* [WHAT THE EXERCISE ASKS]: For each line below that includes the word "Company", make a copy.

* * * * *

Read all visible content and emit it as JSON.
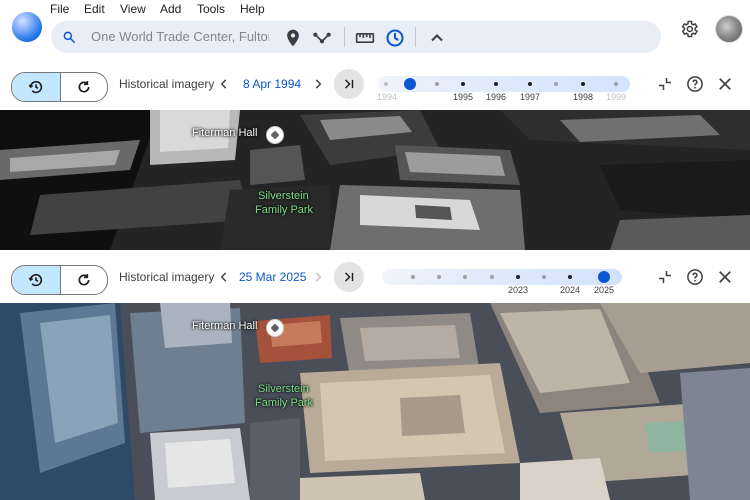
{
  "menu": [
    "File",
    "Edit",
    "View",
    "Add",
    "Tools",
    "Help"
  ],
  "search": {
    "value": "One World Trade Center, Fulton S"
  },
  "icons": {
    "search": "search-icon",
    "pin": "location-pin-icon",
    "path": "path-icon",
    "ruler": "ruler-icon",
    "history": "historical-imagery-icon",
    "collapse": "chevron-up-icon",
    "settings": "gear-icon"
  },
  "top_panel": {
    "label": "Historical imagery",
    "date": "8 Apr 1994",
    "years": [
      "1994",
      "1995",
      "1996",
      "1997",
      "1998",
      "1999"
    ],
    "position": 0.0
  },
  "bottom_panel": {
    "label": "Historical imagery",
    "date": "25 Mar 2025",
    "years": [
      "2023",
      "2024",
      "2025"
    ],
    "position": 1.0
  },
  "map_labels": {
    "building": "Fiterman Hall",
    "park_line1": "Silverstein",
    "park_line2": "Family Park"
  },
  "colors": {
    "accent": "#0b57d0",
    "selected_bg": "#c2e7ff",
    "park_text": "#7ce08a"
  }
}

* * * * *

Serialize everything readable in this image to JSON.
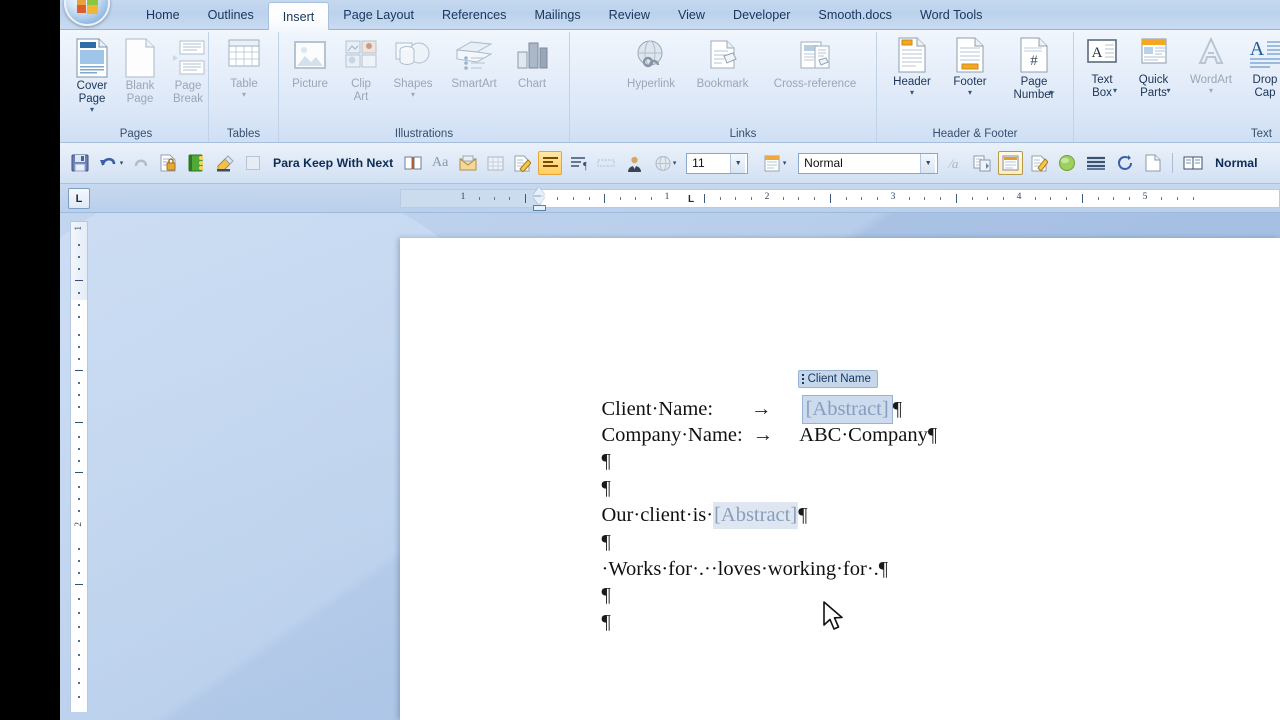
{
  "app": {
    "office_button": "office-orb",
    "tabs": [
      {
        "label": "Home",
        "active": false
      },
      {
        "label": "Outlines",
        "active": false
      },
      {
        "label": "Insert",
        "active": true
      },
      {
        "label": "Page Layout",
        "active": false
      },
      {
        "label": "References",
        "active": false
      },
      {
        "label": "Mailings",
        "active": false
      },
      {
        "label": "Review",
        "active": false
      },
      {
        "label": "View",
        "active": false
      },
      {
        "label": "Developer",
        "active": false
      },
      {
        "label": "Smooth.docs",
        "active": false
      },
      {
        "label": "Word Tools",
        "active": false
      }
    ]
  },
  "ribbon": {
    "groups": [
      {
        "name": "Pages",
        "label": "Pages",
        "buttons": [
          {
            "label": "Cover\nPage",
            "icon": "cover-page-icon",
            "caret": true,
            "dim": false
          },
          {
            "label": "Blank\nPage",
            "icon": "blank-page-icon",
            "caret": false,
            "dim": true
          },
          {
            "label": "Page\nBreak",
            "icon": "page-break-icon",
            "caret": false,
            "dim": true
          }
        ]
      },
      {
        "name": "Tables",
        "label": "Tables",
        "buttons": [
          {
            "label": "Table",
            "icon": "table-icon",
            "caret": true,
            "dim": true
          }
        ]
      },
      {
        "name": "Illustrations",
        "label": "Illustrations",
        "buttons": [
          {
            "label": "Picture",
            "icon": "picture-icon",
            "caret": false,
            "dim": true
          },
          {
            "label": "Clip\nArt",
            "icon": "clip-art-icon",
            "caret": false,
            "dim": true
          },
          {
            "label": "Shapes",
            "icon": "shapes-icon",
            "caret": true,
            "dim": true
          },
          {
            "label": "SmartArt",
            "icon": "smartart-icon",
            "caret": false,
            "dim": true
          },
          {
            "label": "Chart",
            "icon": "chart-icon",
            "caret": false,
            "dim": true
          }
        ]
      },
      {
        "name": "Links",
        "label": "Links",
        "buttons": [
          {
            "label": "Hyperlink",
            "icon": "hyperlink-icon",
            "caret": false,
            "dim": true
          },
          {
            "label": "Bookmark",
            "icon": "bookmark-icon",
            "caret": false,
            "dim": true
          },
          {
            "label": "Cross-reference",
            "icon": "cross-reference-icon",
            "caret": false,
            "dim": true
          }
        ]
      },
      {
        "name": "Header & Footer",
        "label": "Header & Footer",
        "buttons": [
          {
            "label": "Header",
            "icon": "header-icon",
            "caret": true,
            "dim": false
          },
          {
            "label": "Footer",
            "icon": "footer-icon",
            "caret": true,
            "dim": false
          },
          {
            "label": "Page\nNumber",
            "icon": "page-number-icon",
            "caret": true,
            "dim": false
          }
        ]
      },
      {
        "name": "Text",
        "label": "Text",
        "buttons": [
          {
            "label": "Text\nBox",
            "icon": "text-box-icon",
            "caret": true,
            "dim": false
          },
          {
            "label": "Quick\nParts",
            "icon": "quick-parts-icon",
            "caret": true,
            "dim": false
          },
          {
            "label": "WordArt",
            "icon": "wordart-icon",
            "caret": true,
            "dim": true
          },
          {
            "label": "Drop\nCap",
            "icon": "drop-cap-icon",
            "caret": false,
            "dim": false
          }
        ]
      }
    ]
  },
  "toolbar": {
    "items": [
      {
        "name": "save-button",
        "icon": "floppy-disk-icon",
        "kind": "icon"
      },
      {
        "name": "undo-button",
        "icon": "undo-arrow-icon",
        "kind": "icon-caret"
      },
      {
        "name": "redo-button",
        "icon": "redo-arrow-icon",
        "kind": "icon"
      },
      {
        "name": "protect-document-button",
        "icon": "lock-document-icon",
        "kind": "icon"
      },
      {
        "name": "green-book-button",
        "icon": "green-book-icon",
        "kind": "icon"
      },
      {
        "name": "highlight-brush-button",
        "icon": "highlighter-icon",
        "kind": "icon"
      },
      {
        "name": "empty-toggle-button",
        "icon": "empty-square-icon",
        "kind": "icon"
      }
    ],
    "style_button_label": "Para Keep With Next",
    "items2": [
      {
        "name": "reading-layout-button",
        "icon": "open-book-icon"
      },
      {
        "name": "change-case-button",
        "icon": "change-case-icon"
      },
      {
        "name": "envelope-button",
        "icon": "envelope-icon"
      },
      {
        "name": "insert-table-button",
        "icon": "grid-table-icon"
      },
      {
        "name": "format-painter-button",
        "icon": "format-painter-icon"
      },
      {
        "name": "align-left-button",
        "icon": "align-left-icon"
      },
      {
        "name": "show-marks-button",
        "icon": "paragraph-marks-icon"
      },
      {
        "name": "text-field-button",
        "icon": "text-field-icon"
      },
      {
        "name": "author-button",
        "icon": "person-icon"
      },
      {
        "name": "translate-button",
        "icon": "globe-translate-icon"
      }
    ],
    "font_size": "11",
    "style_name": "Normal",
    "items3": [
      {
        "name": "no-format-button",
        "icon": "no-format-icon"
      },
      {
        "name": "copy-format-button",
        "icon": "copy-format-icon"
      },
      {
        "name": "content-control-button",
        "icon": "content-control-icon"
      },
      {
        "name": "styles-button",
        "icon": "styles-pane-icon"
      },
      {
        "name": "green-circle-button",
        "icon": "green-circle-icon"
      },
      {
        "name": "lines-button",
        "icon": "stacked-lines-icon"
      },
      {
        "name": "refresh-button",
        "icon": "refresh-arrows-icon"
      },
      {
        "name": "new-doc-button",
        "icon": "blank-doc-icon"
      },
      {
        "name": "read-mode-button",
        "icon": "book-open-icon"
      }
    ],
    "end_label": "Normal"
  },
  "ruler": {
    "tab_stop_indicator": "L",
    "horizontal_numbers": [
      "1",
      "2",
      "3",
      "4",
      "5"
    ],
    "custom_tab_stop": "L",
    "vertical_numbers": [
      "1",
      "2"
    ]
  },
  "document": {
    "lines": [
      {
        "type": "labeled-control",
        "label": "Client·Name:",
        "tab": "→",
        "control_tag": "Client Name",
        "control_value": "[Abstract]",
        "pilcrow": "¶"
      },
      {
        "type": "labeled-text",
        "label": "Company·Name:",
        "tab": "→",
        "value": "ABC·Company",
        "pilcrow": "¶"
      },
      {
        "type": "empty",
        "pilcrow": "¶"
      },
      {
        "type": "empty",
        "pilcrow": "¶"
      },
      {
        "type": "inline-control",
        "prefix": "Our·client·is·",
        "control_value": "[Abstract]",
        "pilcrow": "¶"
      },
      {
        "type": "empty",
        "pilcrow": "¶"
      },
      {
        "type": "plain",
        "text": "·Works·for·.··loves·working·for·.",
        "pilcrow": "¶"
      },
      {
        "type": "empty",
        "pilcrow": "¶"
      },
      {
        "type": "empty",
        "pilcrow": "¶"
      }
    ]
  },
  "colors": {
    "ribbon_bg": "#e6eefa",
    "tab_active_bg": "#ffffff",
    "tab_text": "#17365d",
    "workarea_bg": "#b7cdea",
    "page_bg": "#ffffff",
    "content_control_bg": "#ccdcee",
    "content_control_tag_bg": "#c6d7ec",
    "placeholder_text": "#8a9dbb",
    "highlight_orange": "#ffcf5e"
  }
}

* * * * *

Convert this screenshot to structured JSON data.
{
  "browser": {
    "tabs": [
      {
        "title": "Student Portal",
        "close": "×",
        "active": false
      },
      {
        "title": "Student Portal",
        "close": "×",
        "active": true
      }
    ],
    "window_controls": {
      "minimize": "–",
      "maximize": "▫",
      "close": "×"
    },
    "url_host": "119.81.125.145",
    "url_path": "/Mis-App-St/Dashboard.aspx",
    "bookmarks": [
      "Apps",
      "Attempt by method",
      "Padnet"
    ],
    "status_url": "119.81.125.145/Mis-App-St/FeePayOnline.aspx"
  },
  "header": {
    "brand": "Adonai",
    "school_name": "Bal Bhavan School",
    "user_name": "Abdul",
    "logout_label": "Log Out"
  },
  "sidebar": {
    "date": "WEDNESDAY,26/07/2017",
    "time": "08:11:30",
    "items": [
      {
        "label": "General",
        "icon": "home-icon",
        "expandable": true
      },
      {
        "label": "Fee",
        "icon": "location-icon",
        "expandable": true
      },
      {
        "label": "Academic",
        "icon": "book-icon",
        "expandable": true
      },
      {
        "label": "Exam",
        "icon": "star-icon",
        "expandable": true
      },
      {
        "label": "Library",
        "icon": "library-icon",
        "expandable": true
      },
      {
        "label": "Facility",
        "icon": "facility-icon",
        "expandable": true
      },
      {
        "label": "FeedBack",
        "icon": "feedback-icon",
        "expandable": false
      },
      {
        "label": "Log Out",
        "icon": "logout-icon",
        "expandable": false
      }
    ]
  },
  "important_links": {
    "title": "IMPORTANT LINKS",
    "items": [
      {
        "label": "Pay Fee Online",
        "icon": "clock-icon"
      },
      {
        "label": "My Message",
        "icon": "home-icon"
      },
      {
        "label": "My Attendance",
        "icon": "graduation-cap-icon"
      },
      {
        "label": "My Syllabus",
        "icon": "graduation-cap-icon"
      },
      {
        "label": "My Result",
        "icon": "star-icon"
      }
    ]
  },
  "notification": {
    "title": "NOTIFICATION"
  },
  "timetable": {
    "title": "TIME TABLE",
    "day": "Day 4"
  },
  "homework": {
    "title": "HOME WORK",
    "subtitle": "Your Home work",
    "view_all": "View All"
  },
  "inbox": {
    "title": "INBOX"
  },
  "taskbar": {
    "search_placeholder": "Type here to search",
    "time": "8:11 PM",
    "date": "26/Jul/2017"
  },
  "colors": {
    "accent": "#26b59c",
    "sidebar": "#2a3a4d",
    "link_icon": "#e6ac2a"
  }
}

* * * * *

* [COMPLETED EXERCISE]:
        "label": "Company·Name:",
        "value": "ABC·Company",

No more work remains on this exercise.